Egyptian re-engagement in recent weeks is likely a response to the continued deterioration of the humanitarian situation inside Gaza. Potable water is scarce, electricity is available for a maximum of six hours per day, and there have been strikes in local hospitals. All this has sparked fears of public health crisis, which would further destabilize the impoverished territory, possibly leading to armed conflict with Israel.
Russia, Turkey and Iran take reins in Syria
Randa Slim, Director of the Initiative for Track II Dialogues
The foreign ministers of Russia, Turkey and Iran are scheduled to meet later this week in Kazakhstan without the presence of “observers or Syrian sides.” This meeting reflects well the political realities in Syria. More than ever, this conflict is shaped by the interests and actions of Russia, Iran and Turkey.
Domestic political considerations in the three countries partly drive their strategic calculi in Syria. Syrian parties, regime and opposition included, increasingly play a marginal role in the negotiation processes shaping Syria’s future. The United States is no longer an indispensable player in the solution-making process in Syria. As the potential threat to the homeland and U.S. allies emanating from an ISIS or al-Qaeda cell in Syria recedes, the U.S. no longer has a vital national security interest in Syria. Rolling back Iranian influence in Syria is an important, though not a vital, U.S. interest.
While Russia is the indispensable player in Syria, it needs the cooperation of both Iran and Turkey to achieve its short-to-medium term objectives. It needs Tehran’s cooperation to persuade the Syrian regime to participate in a joint regime-opposition constitutional review committee agreed upon at the Syrian National Dialogue Congress recently held in Sochi. Moscow sees this committee as an important next step in the U.N.-led diplomatic process in Geneva.

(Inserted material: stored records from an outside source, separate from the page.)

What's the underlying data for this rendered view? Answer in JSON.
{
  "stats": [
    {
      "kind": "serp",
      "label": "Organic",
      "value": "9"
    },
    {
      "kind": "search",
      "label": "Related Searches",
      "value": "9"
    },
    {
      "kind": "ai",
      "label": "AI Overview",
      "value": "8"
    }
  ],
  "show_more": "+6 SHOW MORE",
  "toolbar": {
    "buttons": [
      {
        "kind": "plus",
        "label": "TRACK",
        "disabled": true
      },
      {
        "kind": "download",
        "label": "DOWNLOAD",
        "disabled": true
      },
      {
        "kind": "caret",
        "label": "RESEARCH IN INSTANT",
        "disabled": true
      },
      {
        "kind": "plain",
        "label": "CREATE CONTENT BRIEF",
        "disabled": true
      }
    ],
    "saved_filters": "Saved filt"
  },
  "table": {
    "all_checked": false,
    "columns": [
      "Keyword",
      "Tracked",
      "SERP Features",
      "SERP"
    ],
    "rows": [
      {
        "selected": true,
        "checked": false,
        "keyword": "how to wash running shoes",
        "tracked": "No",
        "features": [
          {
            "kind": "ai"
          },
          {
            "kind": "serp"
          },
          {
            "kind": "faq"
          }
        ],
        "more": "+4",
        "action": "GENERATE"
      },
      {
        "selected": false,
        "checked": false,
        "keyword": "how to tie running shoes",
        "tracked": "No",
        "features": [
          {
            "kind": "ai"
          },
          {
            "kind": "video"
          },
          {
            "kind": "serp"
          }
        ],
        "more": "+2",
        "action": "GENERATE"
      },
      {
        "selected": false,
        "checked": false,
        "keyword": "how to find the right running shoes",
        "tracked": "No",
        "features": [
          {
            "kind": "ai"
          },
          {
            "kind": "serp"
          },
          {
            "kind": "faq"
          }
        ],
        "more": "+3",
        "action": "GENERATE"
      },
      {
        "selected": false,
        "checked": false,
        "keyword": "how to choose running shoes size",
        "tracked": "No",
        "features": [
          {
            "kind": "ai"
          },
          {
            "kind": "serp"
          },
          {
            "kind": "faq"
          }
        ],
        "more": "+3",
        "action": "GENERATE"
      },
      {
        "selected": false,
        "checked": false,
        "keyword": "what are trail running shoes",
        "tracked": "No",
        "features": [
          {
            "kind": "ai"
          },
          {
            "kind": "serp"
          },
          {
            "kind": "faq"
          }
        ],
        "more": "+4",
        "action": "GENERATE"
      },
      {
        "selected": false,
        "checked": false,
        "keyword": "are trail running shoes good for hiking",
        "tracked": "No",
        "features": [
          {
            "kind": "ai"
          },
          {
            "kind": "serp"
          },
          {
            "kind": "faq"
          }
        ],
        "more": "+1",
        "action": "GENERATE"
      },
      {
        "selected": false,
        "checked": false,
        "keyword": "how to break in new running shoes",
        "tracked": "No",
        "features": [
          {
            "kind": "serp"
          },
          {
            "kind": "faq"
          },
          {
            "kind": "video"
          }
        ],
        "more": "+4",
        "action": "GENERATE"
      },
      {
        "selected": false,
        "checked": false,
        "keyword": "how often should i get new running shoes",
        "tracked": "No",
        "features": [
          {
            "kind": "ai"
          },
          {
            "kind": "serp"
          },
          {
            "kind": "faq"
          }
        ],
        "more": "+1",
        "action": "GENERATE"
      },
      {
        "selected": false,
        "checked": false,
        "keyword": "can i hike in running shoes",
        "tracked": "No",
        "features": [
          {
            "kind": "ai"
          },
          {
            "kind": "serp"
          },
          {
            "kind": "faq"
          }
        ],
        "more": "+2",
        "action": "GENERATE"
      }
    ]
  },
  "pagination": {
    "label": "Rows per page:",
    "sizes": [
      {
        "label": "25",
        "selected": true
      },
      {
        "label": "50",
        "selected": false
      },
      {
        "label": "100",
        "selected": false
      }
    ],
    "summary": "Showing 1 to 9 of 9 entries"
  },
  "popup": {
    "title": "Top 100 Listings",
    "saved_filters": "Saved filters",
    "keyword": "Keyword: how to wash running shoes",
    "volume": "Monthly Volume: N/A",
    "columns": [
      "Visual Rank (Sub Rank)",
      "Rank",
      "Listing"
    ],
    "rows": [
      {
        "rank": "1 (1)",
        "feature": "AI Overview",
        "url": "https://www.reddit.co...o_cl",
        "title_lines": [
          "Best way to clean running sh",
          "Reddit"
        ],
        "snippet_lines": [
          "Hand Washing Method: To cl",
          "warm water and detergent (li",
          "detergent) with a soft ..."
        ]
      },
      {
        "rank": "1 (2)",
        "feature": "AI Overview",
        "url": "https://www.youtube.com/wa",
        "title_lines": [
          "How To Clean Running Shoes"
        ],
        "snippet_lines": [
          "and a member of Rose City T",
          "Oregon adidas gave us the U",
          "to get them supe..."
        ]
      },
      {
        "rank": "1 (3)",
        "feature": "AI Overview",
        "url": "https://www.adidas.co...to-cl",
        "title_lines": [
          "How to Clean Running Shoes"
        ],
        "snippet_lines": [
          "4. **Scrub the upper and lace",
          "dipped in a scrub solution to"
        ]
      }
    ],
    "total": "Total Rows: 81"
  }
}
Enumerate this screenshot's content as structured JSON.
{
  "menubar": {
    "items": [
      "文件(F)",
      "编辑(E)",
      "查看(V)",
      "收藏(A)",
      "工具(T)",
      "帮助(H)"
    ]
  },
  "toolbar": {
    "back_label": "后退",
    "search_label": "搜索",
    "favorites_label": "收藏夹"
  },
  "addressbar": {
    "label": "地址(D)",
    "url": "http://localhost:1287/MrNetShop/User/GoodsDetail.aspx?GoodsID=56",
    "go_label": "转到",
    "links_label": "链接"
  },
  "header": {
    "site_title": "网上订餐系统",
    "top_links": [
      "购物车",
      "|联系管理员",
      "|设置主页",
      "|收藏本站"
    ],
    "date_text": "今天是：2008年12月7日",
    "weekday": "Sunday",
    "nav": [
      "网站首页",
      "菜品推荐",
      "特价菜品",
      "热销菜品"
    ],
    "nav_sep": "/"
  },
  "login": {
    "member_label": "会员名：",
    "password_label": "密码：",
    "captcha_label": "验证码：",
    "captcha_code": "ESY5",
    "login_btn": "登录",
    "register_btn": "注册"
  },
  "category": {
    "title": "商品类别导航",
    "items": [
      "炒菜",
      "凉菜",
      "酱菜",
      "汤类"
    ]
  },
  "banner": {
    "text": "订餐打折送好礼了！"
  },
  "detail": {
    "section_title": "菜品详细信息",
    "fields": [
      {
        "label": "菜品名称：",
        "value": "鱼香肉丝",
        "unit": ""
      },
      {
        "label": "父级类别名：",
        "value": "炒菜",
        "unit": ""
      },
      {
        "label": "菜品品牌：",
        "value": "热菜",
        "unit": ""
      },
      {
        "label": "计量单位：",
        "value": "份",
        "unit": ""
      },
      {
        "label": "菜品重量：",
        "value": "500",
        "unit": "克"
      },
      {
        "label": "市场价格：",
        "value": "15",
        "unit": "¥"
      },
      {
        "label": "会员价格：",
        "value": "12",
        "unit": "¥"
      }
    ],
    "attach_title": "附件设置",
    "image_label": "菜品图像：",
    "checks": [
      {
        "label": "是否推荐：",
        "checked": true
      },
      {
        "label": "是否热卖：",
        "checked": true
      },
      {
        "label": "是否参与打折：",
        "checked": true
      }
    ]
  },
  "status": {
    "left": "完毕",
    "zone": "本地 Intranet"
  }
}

Moscow also needs Ankara’s cooperation in the implementation of the de-escalation zone in Idlib province and in providing a more pliable Syrian opposition to the negotiation table in Astana and Geneva. In return, Ankara has secured Moscow’s cautious blessing for its military operation in Afrin, which seeks to end any prospect of a Kurdish autonomous zone in northern Syria.